I’ve seen (and heard) that providers assume if they joint- or co- sponsor an educational activity with another provider, they meet the requirements for Criterion 20. I’ve even seen “co-sponsorship” as an exchange of organizational logos without any real collaboration.
While it’s great that CME providers are working with other CME providers, rubber-stamping a CME activity for credit is NOT building “bridges with other stakeholders through collaboration and cooperation.” Thankfully the ACCME provided clarification on this within their note on the Criterion, but as providers, we should ask ourselves how we can work meaningfully with other providers to improve the education for the learners, and consider that throughout the planning process. We should also look beyond CME providers alone, and collaborate with other professional healthcare associations.
Admittedly, this is one of the easiest ways to demonstrate compliance with Criterion 3, but there is no requirement to have learning objectives.
One thing to consider- you still must show how your activities are designed to change competence, performance or patient outcomes, and learning objectives are just part of that process. When creating learning objectives, think about how the learner will actually change their practice (is it attainable? is it reasonable? is it measurable? is it even plausible- such as training physicians to treat the zombie apocalypse?). How will the activity close the professional practice gap?

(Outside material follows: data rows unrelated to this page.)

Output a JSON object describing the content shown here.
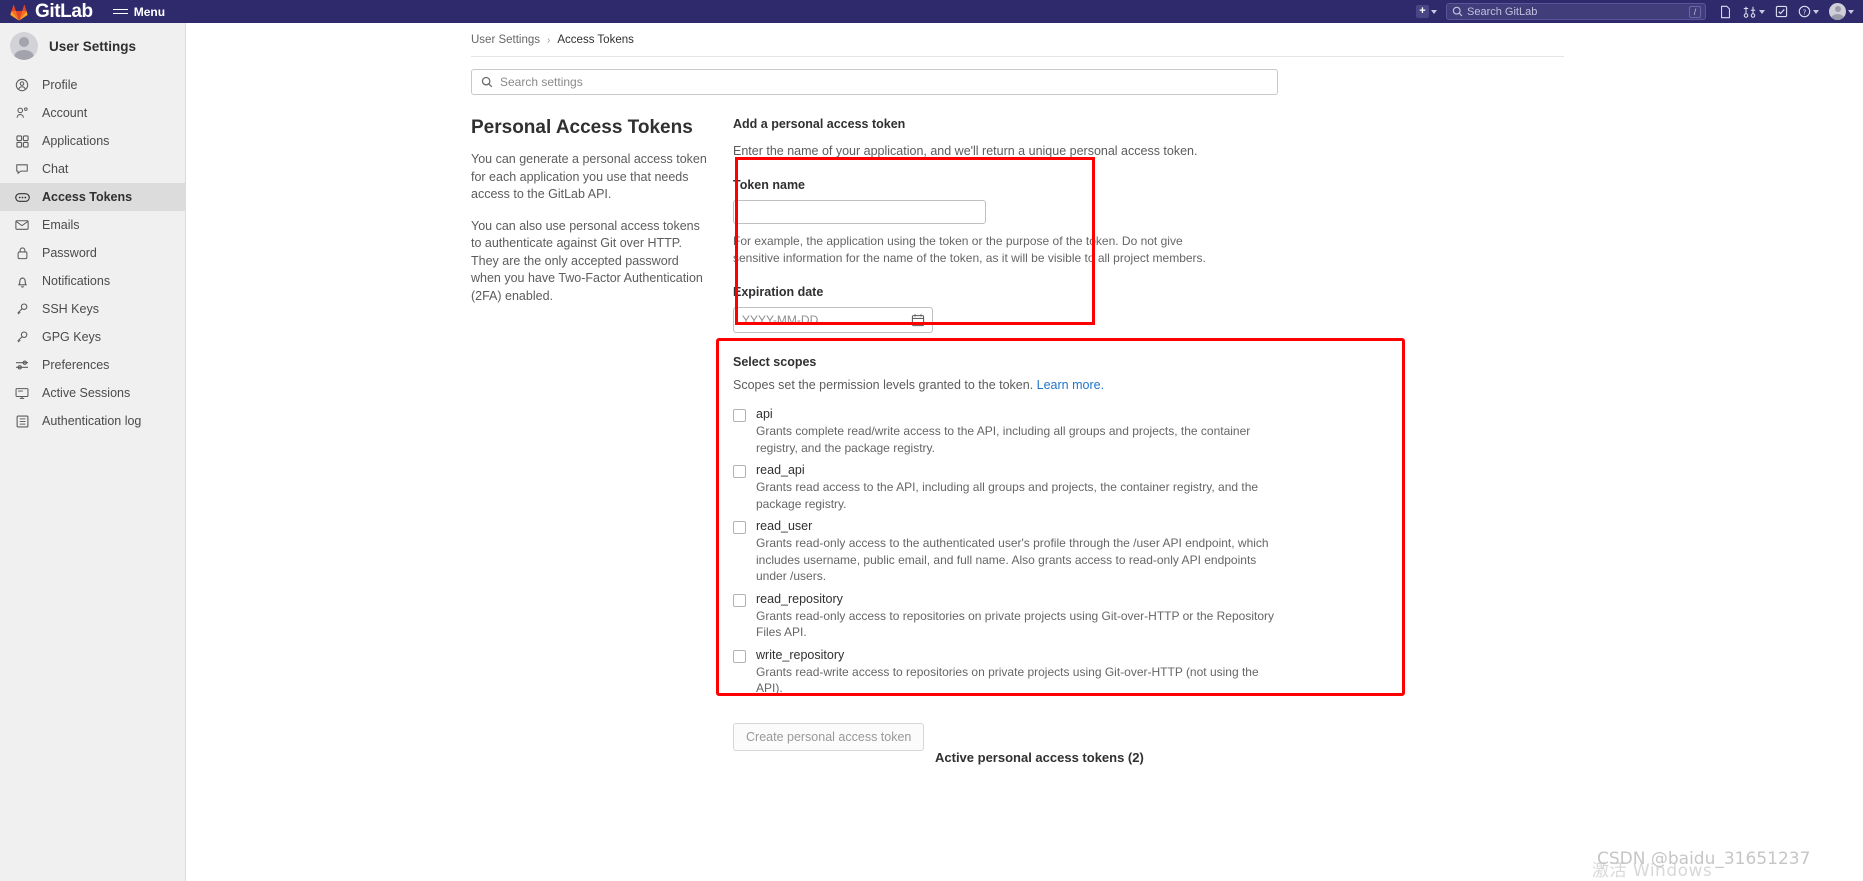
{
  "navbar": {
    "brand": "GitLab",
    "menu_label": "Menu",
    "new_button": "+",
    "search_placeholder": "Search GitLab",
    "search_shortcut": "/",
    "icons": [
      "new-plus-icon",
      "issues-icon",
      "merge-requests-icon",
      "todos-icon",
      "help-icon",
      "user-avatar-icon"
    ]
  },
  "sidebar": {
    "title": "User Settings",
    "items": [
      {
        "label": "Profile",
        "icon": "user-circle-icon",
        "active": false
      },
      {
        "label": "Account",
        "icon": "account-key-icon",
        "active": false
      },
      {
        "label": "Applications",
        "icon": "applications-grid-icon",
        "active": false
      },
      {
        "label": "Chat",
        "icon": "chat-bubble-icon",
        "active": false
      },
      {
        "label": "Access Tokens",
        "icon": "token-icon",
        "active": true
      },
      {
        "label": "Emails",
        "icon": "envelope-icon",
        "active": false
      },
      {
        "label": "Password",
        "icon": "lock-icon",
        "active": false
      },
      {
        "label": "Notifications",
        "icon": "bell-icon",
        "active": false
      },
      {
        "label": "SSH Keys",
        "icon": "key-icon",
        "active": false
      },
      {
        "label": "GPG Keys",
        "icon": "key-icon",
        "active": false
      },
      {
        "label": "Preferences",
        "icon": "sliders-icon",
        "active": false
      },
      {
        "label": "Active Sessions",
        "icon": "monitor-icon",
        "active": false
      },
      {
        "label": "Authentication log",
        "icon": "log-list-icon",
        "active": false
      }
    ]
  },
  "breadcrumb": {
    "parent": "User Settings",
    "separator": "›",
    "current": "Access Tokens"
  },
  "search_settings": {
    "placeholder": "Search settings",
    "value": "",
    "icon": "search-icon"
  },
  "overview": {
    "title": "Personal Access Tokens",
    "paragraph1": "You can generate a personal access token for each application you use that needs access to the GitLab API.",
    "paragraph2": "You can also use personal access tokens to authenticate against Git over HTTP. They are the only accepted password when you have Two-Factor Authentication (2FA) enabled."
  },
  "form": {
    "title": "Add a personal access token",
    "subtitle": "Enter the name of your application, and we'll return a unique personal access token.",
    "token_name_label": "Token name",
    "token_name_value": "",
    "token_name_placeholder": "",
    "token_name_help": "For example, the application using the token or the purpose of the token. Do not give sensitive information for the name of the token, as it will be visible to all project members.",
    "expiration_label": "Expiration date",
    "expiration_placeholder": "YYYY-MM-DD",
    "expiration_value": "",
    "calendar_icon": "calendar-icon",
    "submit_label": "Create personal access token",
    "submit_disabled": true
  },
  "scopes": {
    "title": "Select scopes",
    "description": "Scopes set the permission levels granted to the token.",
    "learn_more": "Learn more.",
    "items": [
      {
        "name": "api",
        "checked": false,
        "description": "Grants complete read/write access to the API, including all groups and projects, the container registry, and the package registry."
      },
      {
        "name": "read_api",
        "checked": false,
        "description": "Grants read access to the API, including all groups and projects, the container registry, and the package registry."
      },
      {
        "name": "read_user",
        "checked": false,
        "description": "Grants read-only access to the authenticated user's profile through the /user API endpoint, which includes username, public email, and full name. Also grants access to read-only API endpoints under /users."
      },
      {
        "name": "read_repository",
        "checked": false,
        "description": "Grants read-only access to repositories on private projects using Git-over-HTTP or the Repository Files API."
      },
      {
        "name": "write_repository",
        "checked": false,
        "description": "Grants read-write access to repositories on private projects using Git-over-HTTP (not using the API)."
      }
    ]
  },
  "active_tokens": {
    "heading": "Active personal access tokens (2)"
  },
  "annotations": {
    "color": "#ff0000",
    "boxes": [
      "token-name-and-expiration-highlight",
      "select-scopes-highlight"
    ]
  },
  "watermarks": {
    "windows": "激活 Windows",
    "csdn": "CSDN @baidu_31651237"
  }
}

As always, look at the ACCME’s compendium of case examples, not just for areas of compliance, but for areas of non-compliance.
(Not a rumor, just an FYI)
For July 2013 Cohorts and later, the ACCME is now requiring that the provider describe in the self-study if/how employees of a commercial interest participate in CME activities.
It’s on page 2- start preparing.
Thanks to Sue Pelletier for this one!
The first thing I have to say is OUCH. That ouch is for when the binder inevitably drops on my toe due to gravity and 20 lbs of paper.
When you’re getting your stuff together, think like a surveyor. Would YOU want to read through 400 pages of words to find how you address practice gaps, how you identify and resolve COI, and how you analyze your overall program (to name a few)? Your CME program may be doing some amazing education, but when you tell your story, be concise. Be direct. Tell what you’re doing, not a Beowulf-length epic novel.
Tell your story, and then back it up with your evidence. If your evidence is on one page of your planning form, there is no need to include your entire planning form (as an example). If you have a policy attached to your disclosure form, just include the signed disclosure part.
Same thing goes for your activity files- include what you need for the labels- there is no duplication. More doesn’t necessarily mean better.
Take your time, and if you need help- ask the ACCME, go to one of their workshops, or if you need it, hire someone!
The SCS strike again! This question keeps coming up over and over- either through written comments or hallway discussions like at the 23rd Annual Conference of the National Task Force on CME Provider/Industry Collaboration meeting (some of us only made it to the hallway). Unlike that meeting, the space and place issue is often a back and forth between providers and industry.
The ACCME provided some guidance about space or place related to SCS 4.2, and more in the compendium about what I can only assume were poster abstracts (but I could be wrong).
My understanding- educational space = no promotion. Anywhere outside of that = promotion. Sounds very simple, but there’s no “50 feet from entrance” rule.
I think as CME providers, there’s the tacky aspect and the non-compliance aspect. It’s up to us to decide how high we want to set the bar.